North and South Korea were on the agenda in Moscow at a meeting of Russian Foreign Minister Sergei Lavrov and the vice president of Japan’s ruling
North and South Korea were on the agenda in Moscow at a meeting of Russian Foreign Minister Sergei Lavrov and the vice president of Japan’s ruling Liberal Democratic Party.
Lavrov said he was keen to get Masahiko Kōmura’s view on the problems on the peninsula, in light of Pyongyang’s claims of recent nuclear tests.
Both Moscow and Tokyo, are interested in ensuring stability in the region, Lavrov announced, and denounced South Korean ally the US for its military presence in the region.

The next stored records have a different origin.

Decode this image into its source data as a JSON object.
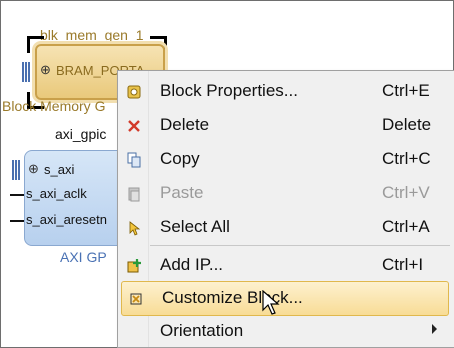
{
  "canvas": {
    "bram_block": {
      "title": "blk_mem_gen_1",
      "port_label": "BRAM_PORTA",
      "subtitle": "Block Memory G"
    },
    "axi_block": {
      "title": "axi_gpic",
      "ports": [
        "s_axi",
        "s_axi_aclk",
        "s_axi_aresetn"
      ],
      "subtitle": "AXI GP"
    }
  },
  "context_menu": {
    "items": [
      {
        "icon": "block-properties-icon",
        "label": "Block Properties...",
        "shortcut": "Ctrl+E",
        "enabled": true
      },
      {
        "icon": "delete-icon",
        "label": "Delete",
        "shortcut": "Delete",
        "enabled": true
      },
      {
        "icon": "copy-icon",
        "label": "Copy",
        "shortcut": "Ctrl+C",
        "enabled": true
      },
      {
        "icon": "paste-icon",
        "label": "Paste",
        "shortcut": "Ctrl+V",
        "enabled": false
      },
      {
        "icon": "select-all-icon",
        "label": "Select All",
        "shortcut": "Ctrl+A",
        "enabled": true
      },
      {
        "icon": "add-ip-icon",
        "label": "Add IP...",
        "shortcut": "Ctrl+I",
        "enabled": true
      },
      {
        "icon": "customize-block-icon",
        "label": "Customize Block...",
        "shortcut": "",
        "enabled": true,
        "hovered": true
      },
      {
        "icon": "",
        "label": "Orientation",
        "shortcut": "",
        "enabled": true,
        "has_submenu": true
      }
    ]
  },
  "colors": {
    "menu_hover": "#f8dc96",
    "bram_fill": "#e9c97b",
    "axi_fill": "#b7d0ee",
    "delete_red": "#d23a2a"
  }
}
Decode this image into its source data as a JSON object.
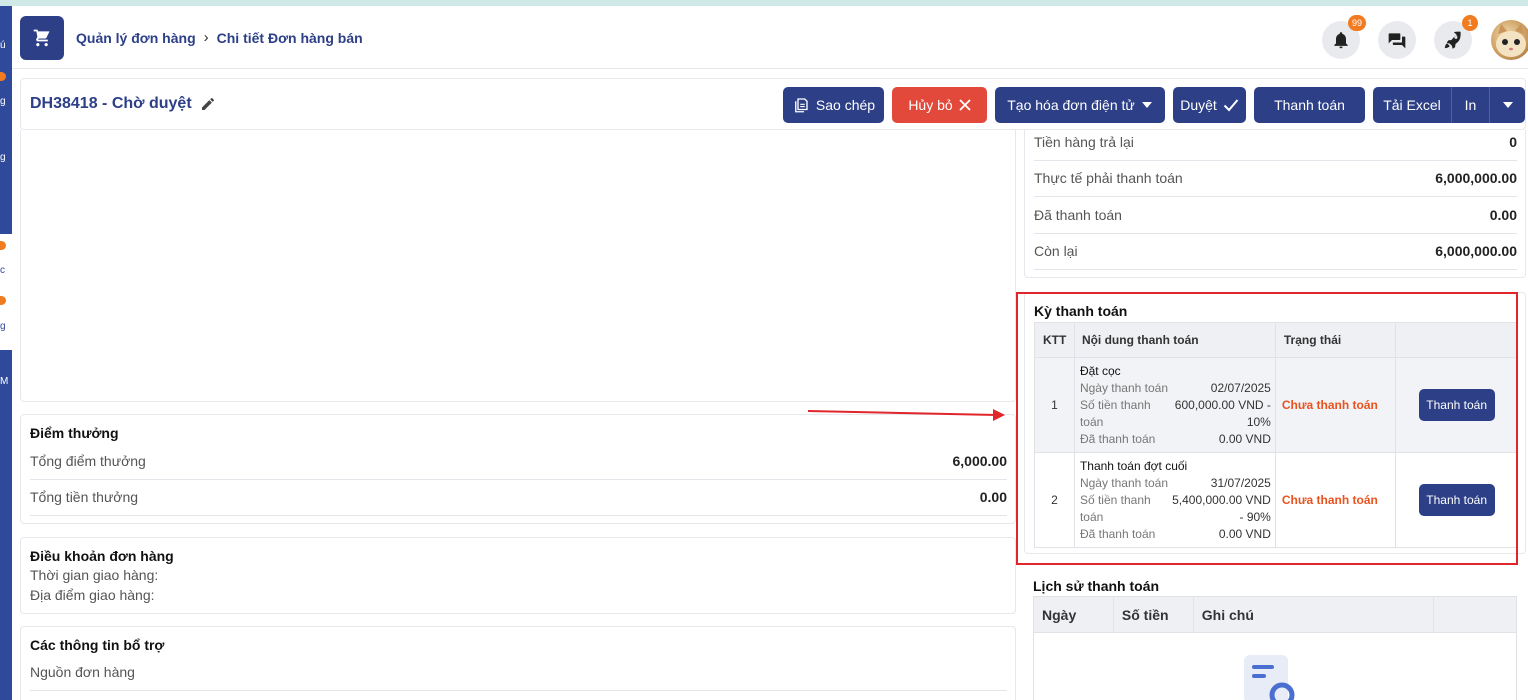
{
  "sidebar": {
    "letters": [
      "ú",
      "g",
      "g",
      "c",
      "g",
      "M"
    ]
  },
  "header": {
    "breadcrumb": [
      "Quản lý đơn hàng",
      "Chi tiết Đơn hàng bán"
    ],
    "notification_count": "99",
    "rocket_count": "1",
    "icons": [
      "cart-icon",
      "bell-icon",
      "chat-icon",
      "rocket-icon"
    ]
  },
  "order": {
    "title": "DH38418 - Chờ duyệt"
  },
  "toolbar": {
    "copy": "Sao chép",
    "cancel": "Hủy bỏ",
    "einvoice": "Tạo hóa đơn điện tử",
    "approve": "Duyệt",
    "pay": "Thanh toán",
    "excel": "Tải Excel",
    "print": "In"
  },
  "summary": {
    "rows": [
      {
        "label": "Tiền hàng trả lại",
        "value": "0"
      },
      {
        "label": "Thực tế phải thanh toán",
        "value": "6,000,000.00"
      },
      {
        "label": "Đã thanh toán",
        "value": "0.00"
      },
      {
        "label": "Còn lại",
        "value": "6,000,000.00"
      }
    ]
  },
  "points": {
    "title": "Điểm thưởng",
    "rows": [
      {
        "label": "Tổng điểm thưởng",
        "value": "6,000.00"
      },
      {
        "label": "Tổng tiền thưởng",
        "value": "0.00"
      }
    ]
  },
  "terms": {
    "title": "Điều khoản đơn hàng",
    "delivery_time": "Thời gian giao hàng:",
    "delivery_place": "Địa điểm giao hàng:"
  },
  "extra": {
    "title": "Các thông tin bổ trợ",
    "source": "Nguồn đơn hàng"
  },
  "payment_terms": {
    "title": "Kỳ thanh toán",
    "headers": [
      "KTT",
      "Nội dung thanh toán",
      "Trạng thái",
      ""
    ],
    "labels": {
      "date": "Ngày thanh toán",
      "amount": "Số tiền thanh toán",
      "paid": "Đã thanh toán"
    },
    "rows": [
      {
        "no": "1",
        "name": "Đặt cọc",
        "date": "02/07/2025",
        "amount": "600,000.00 VND - 10%",
        "paid": "0.00 VND",
        "status": "Chưa thanh toán",
        "action": "Thanh toán"
      },
      {
        "no": "2",
        "name": "Thanh toán đợt cuối",
        "date": "31/07/2025",
        "amount": "5,400,000.00 VND - 90%",
        "paid": "0.00 VND",
        "status": "Chưa thanh toán",
        "action": "Thanh toán"
      }
    ]
  },
  "payment_history": {
    "title": "Lịch sử thanh toán",
    "headers": [
      "Ngày",
      "Số tiền",
      "Ghi chú",
      ""
    ]
  },
  "colors": {
    "primary": "#2c3f87",
    "danger": "#e2493a",
    "status": "#e8531f",
    "annotation": "#e0262b"
  }
}
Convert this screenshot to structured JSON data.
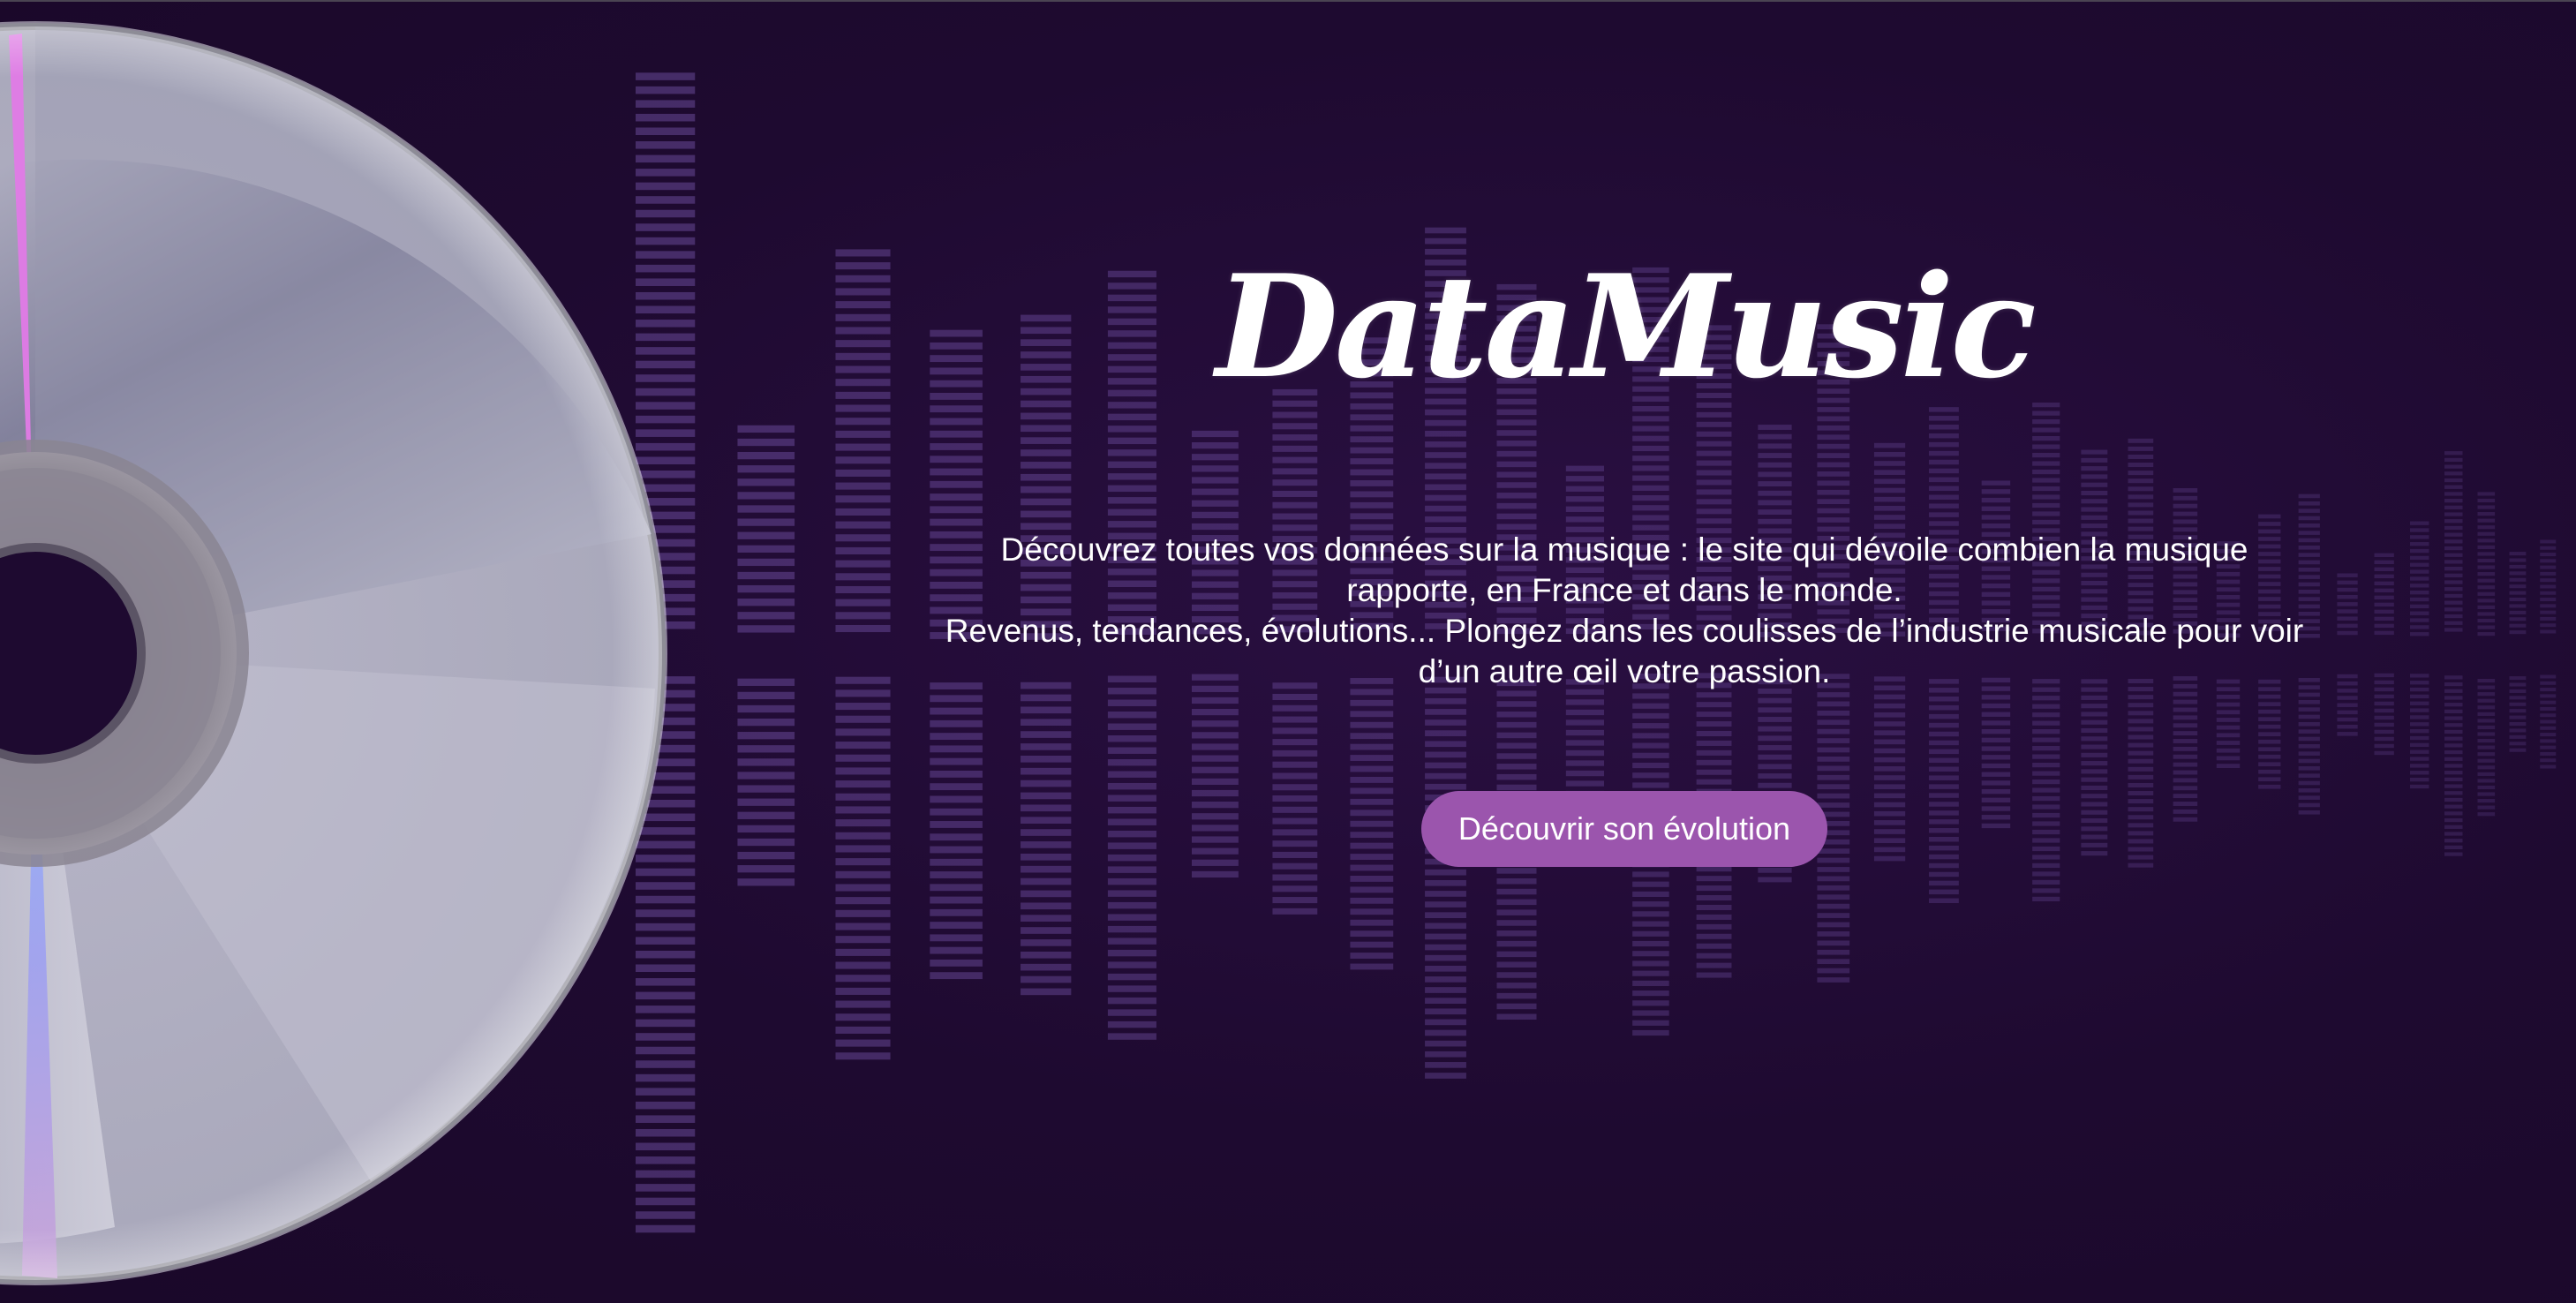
{
  "hero": {
    "title": "DataMusic",
    "intro_line_1": "Découvrez toutes vos données sur la musique : le site qui dévoile combien la musique rapporte, en France et dans le monde.",
    "intro_line_2": "Revenus, tendances, évolutions... Plongez dans les coulisses de l’industrie musicale pour voir d’un autre œil votre passion.",
    "cta_label": "Découvrir son évolution"
  },
  "colors": {
    "background": "#1e0a30",
    "accent": "#9b55ad",
    "equalizer": "#6a4a9a",
    "text": "#ffffff"
  },
  "decor": {
    "background_image": "equalizer-bars",
    "hero_image": "compact-disc"
  }
}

“It’s necessary to develop Russian-Japanese relations in all fields of our bilateral relations and in the international arena,” Lavrov said. “We are ready to do this. We hope our Japanese friends are open to a relationship with no artificial constraints in all fields, too.”
The meeting came on the same day Russia’s Defence Ministry announced plans to complete infrastructure development in the disputed Kuril islands.
Annexed by Russia after the end of the Second World War, the four islands are claimed by Japan.
The 1951 San Francisco Peace Treaty states Japan must give up all claims to the Kurils, however, it did not recognise the then-Soviet Union’s sovereignty, either.